Drug use prevalence is stable around the world, according to the 2014 World Drug Report of the United Nations Office on Drugs and Crime (UNODC), with around 243 million individuals, or 5 per cent of the world’s population aged 15-64 having used an illicit drug in 2012. Problem drug users meanwhile numbered about 27 million, roughly 0.6 per cent of the world’s adult population, or 1 in every 200 people. Read more
The International Alliance of HIV / AIDS, the International Network of People who use Drugs(INPUD) , The International Harm Reduction and the International Drug Policy Consortium started the International Campaign to raise awareness of the harms that are being caused by the criminalisation of people who use drugs. The campaign is part of the “Community Action on Harm Reduction” (CAHR) project.The campaign has various different aspects – including:
- An independent campaign brand
- A dedicated microsite – www.supportdontpunish.org
- A sign-on facility for people to show their support via the campaign website – through email, Facebook and Twitter
- A Facebook page (https://www.facebook.com/pages/Support-Dont-Punish/135052193345584?fref=ts)
- An interactive photo project, whereby people can download the campaign poster and submit a photo of themselves supporting the campaign, which will be featured on the website: https://www.facebook.com/media/set/?set=a.135092913341512.1073741826.135052193345584&type=1
- A series of advocacy videos by a wide range of partners linked to the campaign theme: see, for example, http://www.youthrise.org/support-dont-punish
- A series of well-designed, high-impact “info-graphics” for use on social media etc; and
- An international ‘day of action’ on June 26th
The Association Diogenis supports the campaign and calls on organisations and individuals from the South East European Region to sign.
You can see the complete statement here.
In the report of the Executive Director of the United Nations Office on Drugs and Crime “Making drug control ‘fit for purpose’ of 2008 it has been stated that:“There is indeed a spirit of reform in the air, to make the conventions fit for purpose and adapt them to a reality on the ground that is considerably different from the time they were drafted. With the multilateral machinery to adapt the conventions already available, all we need is:first, a renewed commitment to the principles of multilateralism and shared responsibility; secondly, a commitment to base our reform on empirical evidence and not on ideology; and thirdly, to put in place concrete actions that support the above, going beyond mere rhetoric and pronouncement.”
We see that indeed in several parts of the world this spirit of reform takes concrete forms in exchange of ideas for alternatives to the current drug control system and the adoption of new legislation. European and Latin American countries, Canada and Australia as well as several states in the USA, are already introducing new legislation in the spirit of the “fit for purpose” approach. A short overview of some new initiatives.

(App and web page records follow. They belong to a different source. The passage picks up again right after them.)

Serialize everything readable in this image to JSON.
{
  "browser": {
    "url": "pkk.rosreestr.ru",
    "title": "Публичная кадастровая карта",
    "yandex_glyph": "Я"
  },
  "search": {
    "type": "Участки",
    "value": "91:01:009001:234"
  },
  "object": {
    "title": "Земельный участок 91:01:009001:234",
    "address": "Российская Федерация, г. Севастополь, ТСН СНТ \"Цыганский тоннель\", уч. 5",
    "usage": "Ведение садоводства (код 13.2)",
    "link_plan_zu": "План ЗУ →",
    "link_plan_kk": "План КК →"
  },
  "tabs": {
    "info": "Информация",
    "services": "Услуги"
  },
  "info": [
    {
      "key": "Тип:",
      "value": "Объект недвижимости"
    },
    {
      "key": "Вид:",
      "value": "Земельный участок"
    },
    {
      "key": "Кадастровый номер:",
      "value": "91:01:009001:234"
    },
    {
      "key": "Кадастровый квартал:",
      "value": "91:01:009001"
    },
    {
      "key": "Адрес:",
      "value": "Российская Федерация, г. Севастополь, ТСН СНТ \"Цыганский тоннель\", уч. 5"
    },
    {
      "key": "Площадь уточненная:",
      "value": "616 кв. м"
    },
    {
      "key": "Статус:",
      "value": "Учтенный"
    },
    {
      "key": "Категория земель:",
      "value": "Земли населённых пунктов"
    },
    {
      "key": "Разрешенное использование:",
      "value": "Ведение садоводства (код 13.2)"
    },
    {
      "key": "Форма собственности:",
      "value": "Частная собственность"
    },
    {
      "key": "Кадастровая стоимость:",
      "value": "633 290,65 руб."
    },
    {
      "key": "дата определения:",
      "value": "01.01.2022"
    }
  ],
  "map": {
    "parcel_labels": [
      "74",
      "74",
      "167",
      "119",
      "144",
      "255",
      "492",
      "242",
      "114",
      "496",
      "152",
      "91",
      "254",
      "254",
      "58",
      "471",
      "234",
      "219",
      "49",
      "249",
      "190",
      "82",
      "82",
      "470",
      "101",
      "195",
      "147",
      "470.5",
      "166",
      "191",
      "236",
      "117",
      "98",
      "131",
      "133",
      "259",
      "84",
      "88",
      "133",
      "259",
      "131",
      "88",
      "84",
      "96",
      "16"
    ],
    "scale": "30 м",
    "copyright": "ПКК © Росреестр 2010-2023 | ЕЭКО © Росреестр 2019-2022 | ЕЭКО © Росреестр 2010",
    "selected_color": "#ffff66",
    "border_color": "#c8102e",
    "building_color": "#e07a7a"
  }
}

You can see more, here.
In June 2012 the government of Uruguay presented measures it wishes to implement in the areas of security and the improvement of the daily life of its citizens. The Ministries of Defence, Interior and Social Welfare and Development publicised the proposals in a memorandum with the title “Strategy for life and living together”. Some of the suggested measures must be discussed and approved by the National Parliament as they concern adjustments to legislation, other suggestions will constitute matters of public dialogue with civil society, the unions and Non-governmental Organisations. Measures for an integrated political approach towards the problem of drugs are included among the recommended measures. The government recommends legislation on the regulation and control of the production and availability of cannabis products and the promotion of international dialogue on combatting trafficking and drug use.
If the governmental proposals of Uruguay are adopted by Parliament, Uruguay will be the first country in the world to legally regulate the production and availability of cannabis. Up until now there have been cases of governmental proposals for legislative changes (such as in The Netherlands and Canada) which have not been implemented by governments for political reasons. (The same happened recently in Greece when the majority of the members of parliament were in favour of adopting the bill on the Drugs Code, but the coalition government did not table the bill to the Plenary for political reasons). The case of Uruguay has possibly a better chance of success as the government which has proposed the bill has an absolute majority in Parliament. For this reason international pressure is especially strong, since a positive outcome to this undertaking will set a precedent that will surely be followed by other countries.
You can read more here.